Phone companies apparently already record your precise location and store the location data for a year or longer. The perspectives of Eric Schmidt and the Justice Department seem to indicate that the Government wants that data, and that search warrants, or other 4th Amendment requirements that US Citizens would normally expect to protect them, don’t apply. My point isn’t that people should not carry around cell phones; my point is that so much personal data should not be concentrated in the hands of a single company.
Google is also launching something called Google Fiber for Communities:
We plan to test ultra-high speed broadband networks in one or more trial locations across the country… We’ll offer service at a competitive price to at least 50,000 and potentially up to 500,000 people.
If Google owns the infrastructure for the Internet, all the data that passes through Google’s servers is presumably accessible to Google (and anyone else with access to their data) for storage and data mining.
UPDATE March 4, 2010: Topeka, Kansas temporarily changes name to Google, Kansas in an attempt to get Google to bring their Google Fiber for Communities program to Topeka.
Google has launched Google Chrome OS which will give Google even more data because it looks like users have to login to the operating system with a Google account (which is linked to much of the other data Google stores about you).
The rumored Gdrive seems to be slowly appearing as part of Google Docs. As Chrome OS is adopted and developed, Google storage of your hard drive files will probably evolve further.
Google Buzz appears to be an attempt at a Facebook-like social networking system where users volunteer to give even more of their private information to Google, including information about personal relationships.
Much of this data is already being collected by different companies. But when it is given to one single company, it’s too much centralization of data.
A common argument about Google and privacy is that, “privacy no longer exists in the age of the Internet.” This is just not true. Those who claim the privacy no longer exists or that privacy is not important don’t understand why there needs to be strong protection for privacy.
“Privacy protects us from abuses by those in power, even if we’re doing nothing wrong at the time of surveillance.”
In the Age of the Internet and mobile devices, privacy is not the same as it was in earlier times — but that doesn’t mean that we should abandon privacy completely.
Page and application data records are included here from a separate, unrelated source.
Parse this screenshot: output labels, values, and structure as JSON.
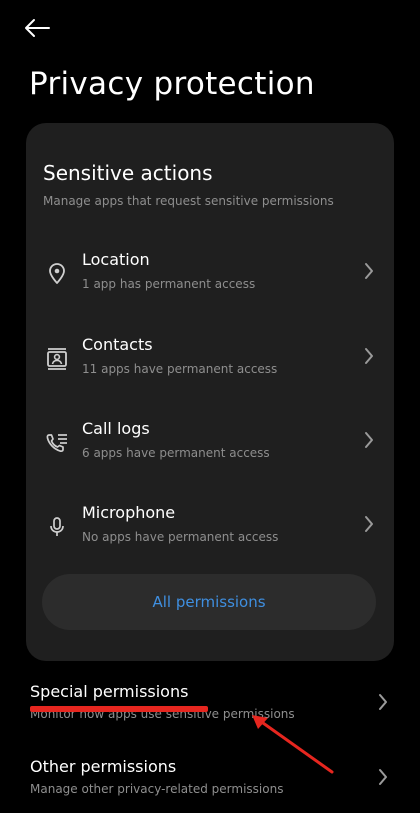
{
  "header": {
    "back_icon": "arrow-left-icon",
    "title": "Privacy protection"
  },
  "sensitive_actions": {
    "title": "Sensitive actions",
    "subtitle": "Manage apps that request sensitive permissions",
    "items": [
      {
        "icon": "location-pin-icon",
        "label": "Location",
        "description": "1 app has permanent access"
      },
      {
        "icon": "contacts-icon",
        "label": "Contacts",
        "description": "11 apps have permanent access"
      },
      {
        "icon": "call-log-icon",
        "label": "Call logs",
        "description": "6 apps have permanent access"
      },
      {
        "icon": "microphone-icon",
        "label": "Microphone",
        "description": "No apps have permanent access"
      }
    ],
    "all_permissions_label": "All permissions"
  },
  "sections": [
    {
      "label": "Special permissions",
      "description": "Monitor how apps use sensitive permissions"
    },
    {
      "label": "Other permissions",
      "description": "Manage other privacy-related permissions"
    }
  ],
  "colors": {
    "background": "#000000",
    "card": "#1f1f1f",
    "accent_link": "#3f8fe0",
    "annotation_red": "#e6261f",
    "secondary_text": "#8e8e8e"
  }
}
If people do not resist violations of their privacy rights, those rights will continue to be stripped away until it is too late to do anything about it.
- Google Gains Access to Prescription Records (via Mashable)
- Google to Track Your Location by Cellphone
- Google Chrome – a browser with severe privacy issues
- Google to Hand Over Your IP Address and Data to Viacom
- More on Google Privacy
- The 7 Most Pressing Reasons to Control Google & Search not SEO (SEO 2.0)